RECORDED INFORMATION:
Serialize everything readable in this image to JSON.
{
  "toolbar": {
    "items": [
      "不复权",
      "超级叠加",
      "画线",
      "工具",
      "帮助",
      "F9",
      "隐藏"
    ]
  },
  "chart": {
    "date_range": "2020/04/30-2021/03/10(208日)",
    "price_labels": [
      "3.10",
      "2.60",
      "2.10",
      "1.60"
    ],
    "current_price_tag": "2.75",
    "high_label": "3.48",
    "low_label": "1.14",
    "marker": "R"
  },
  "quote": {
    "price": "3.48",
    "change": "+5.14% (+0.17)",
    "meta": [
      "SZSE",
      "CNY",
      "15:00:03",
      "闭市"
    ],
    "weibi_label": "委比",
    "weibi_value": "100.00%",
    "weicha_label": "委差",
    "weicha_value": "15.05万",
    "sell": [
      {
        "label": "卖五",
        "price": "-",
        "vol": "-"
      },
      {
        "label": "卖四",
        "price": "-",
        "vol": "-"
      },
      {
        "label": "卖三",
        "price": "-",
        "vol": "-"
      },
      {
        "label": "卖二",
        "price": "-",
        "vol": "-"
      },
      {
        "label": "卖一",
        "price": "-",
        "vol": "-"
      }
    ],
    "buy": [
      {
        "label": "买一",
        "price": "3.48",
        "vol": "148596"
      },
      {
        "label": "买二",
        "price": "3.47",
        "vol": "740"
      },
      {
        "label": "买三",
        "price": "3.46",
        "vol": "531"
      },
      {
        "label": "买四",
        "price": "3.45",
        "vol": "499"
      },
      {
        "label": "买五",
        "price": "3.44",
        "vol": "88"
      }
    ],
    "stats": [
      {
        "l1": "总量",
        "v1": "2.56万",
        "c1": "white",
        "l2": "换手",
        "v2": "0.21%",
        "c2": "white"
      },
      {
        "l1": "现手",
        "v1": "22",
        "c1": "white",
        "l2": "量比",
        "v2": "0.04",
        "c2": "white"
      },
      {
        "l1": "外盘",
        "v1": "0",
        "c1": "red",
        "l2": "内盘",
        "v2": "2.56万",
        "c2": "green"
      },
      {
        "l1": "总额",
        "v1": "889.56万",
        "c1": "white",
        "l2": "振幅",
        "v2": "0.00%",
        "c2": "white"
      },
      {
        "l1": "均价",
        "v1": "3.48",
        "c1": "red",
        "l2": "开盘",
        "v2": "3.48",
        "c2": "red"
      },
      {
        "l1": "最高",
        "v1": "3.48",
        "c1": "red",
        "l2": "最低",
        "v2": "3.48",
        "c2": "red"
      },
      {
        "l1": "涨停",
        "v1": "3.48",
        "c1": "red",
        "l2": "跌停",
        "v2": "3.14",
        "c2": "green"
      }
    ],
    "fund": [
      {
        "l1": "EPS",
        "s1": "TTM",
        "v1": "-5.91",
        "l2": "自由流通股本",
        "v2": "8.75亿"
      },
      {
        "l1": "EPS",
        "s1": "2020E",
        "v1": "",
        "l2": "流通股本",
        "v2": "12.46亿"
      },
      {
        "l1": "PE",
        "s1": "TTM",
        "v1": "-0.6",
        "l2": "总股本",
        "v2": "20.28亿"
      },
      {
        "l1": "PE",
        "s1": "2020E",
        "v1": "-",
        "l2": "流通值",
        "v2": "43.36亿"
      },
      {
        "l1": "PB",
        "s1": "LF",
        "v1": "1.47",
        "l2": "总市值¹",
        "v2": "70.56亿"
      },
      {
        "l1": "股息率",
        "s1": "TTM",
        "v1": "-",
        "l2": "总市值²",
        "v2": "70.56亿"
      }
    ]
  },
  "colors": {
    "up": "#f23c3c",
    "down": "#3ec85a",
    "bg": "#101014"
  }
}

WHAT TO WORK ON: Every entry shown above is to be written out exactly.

REPLY TO THE EXERCISE:
Serialize everything readable in this image to JSON.
{
  "toolbar": {
    "items": [
      "不复权",
      "超级叠加",
      "画线",
      "工具",
      "帮助",
      "F9",
      "隐藏"
    ]
  },
  "chart": {
    "date_range": "2020/04/30-2021/03/10(208日)",
    "price_labels": [
      "3.10",
      "2.60",
      "2.10",
      "1.60"
    ],
    "current_price_tag": "2.75",
    "high_label": "3.48",
    "low_label": "1.14",
    "marker": "R"
  },
  "quote": {
    "price": "3.48",
    "change": "+5.14% (+0.17)",
    "meta": [
      "SZSE",
      "CNY",
      "15:00:03",
      "闭市"
    ],
    "weibi_label": "委比",
    "weibi_value": "100.00%",
    "weicha_label": "委差",
    "weicha_value": "15.05万",
    "sell": [
      {
        "label": "卖五",
        "price": "-",
        "vol": "-"
      },
      {
        "label": "卖四",
        "price": "-",
        "vol": "-"
      },
      {
        "label": "卖三",
        "price": "-",
        "vol": "-"
      },
      {
        "label": "卖二",
        "price": "-",
        "vol": "-"
      },
      {
        "label": "卖一",
        "price": "-",
        "vol": "-"
      }
    ],
    "buy": [
      {
        "label": "买一",
        "price": "3.48",
        "vol": "148596"
      },
      {
        "label": "买二",
        "price": "3.47",
        "vol": "740"
      },
      {
        "label": "买三",
        "price": "3.46",
        "vol": "531"
      },
      {
        "label": "买四",
        "price": "3.45",
        "vol": "499"
      },
      {
        "label": "买五",
        "price": "3.44",
        "vol": "88"
      }
    ],
    "stats": [
      {
        "l1": "总量",
        "v1": "2.56万",
        "c1": "white",
        "l2": "换手",
        "v2": "0.21%",
        "c2": "white"
      },
      {
        "l1": "现手",
        "v1": "22",
        "c1": "white",
        "l2": "量比",
        "v2": "0.04",
        "c2": "white"
      },
      {
        "l1": "外盘",
        "v1": "0",
        "c1": "red",
        "l2": "内盘",
        "v2": "2.56万",
        "c2": "green"
      },
      {
        "l1": "总额",
        "v1": "889.56万",
        "c1": "white",
        "l2": "振幅",
        "v2": "0.00%",
        "c2": "white"
      },
      {
        "l1": "均价",
        "v1": "3.48",
        "c1": "red",
        "l2": "开盘",
        "v2": "3.48",
        "c2": "red"
      },
      {
        "l1": "最高",
        "v1": "3.48",
        "c1": "red",
        "l2": "最低",
        "v2": "3.48",
        "c2": "red"
      },
      {
        "l1": "涨停",
        "v1": "3.48",
        "c1": "red",
        "l2": "跌停",
        "v2": "3.14",
        "c2": "green"
      }
    ],
    "fund": [
      {
        "l1": "EPS",
        "s1": "TTM",
        "v1": "-5.91",
        "l2": "自由流通股本",
        "v2": "8.75亿"
      },
      {
        "l1": "EPS",
        "s1": "2020E",
        "v1": "",
        "l2": "流通股本",
        "v2": "12.46亿"
      },
      {
        "l1": "PE",
        "s1": "TTM",
        "v1": "-0.6",
        "l2": "总股本",
        "v2": "20.28亿"
      },
      {
        "l1": "PE",
        "s1": "2020E",
        "v1": "-",
        "l2": "流通值",
        "v2": "43.36亿"
      },
      {
        "l1": "PB",
        "s1": "LF",
        "v1": "1.47",
        "l2": "总市值¹",
        "v2": "70.56亿"
      },
      {
        "l1": "股息率",
        "s1": "TTM",
        "v1": "-",
        "l2": "总市值²",
        "v2": "70.56亿"
      }
    ]
  },
  "colors": {
    "up": "#f23c3c",
    "down": "#3ec85a",
    "bg": "#101014"
  }
}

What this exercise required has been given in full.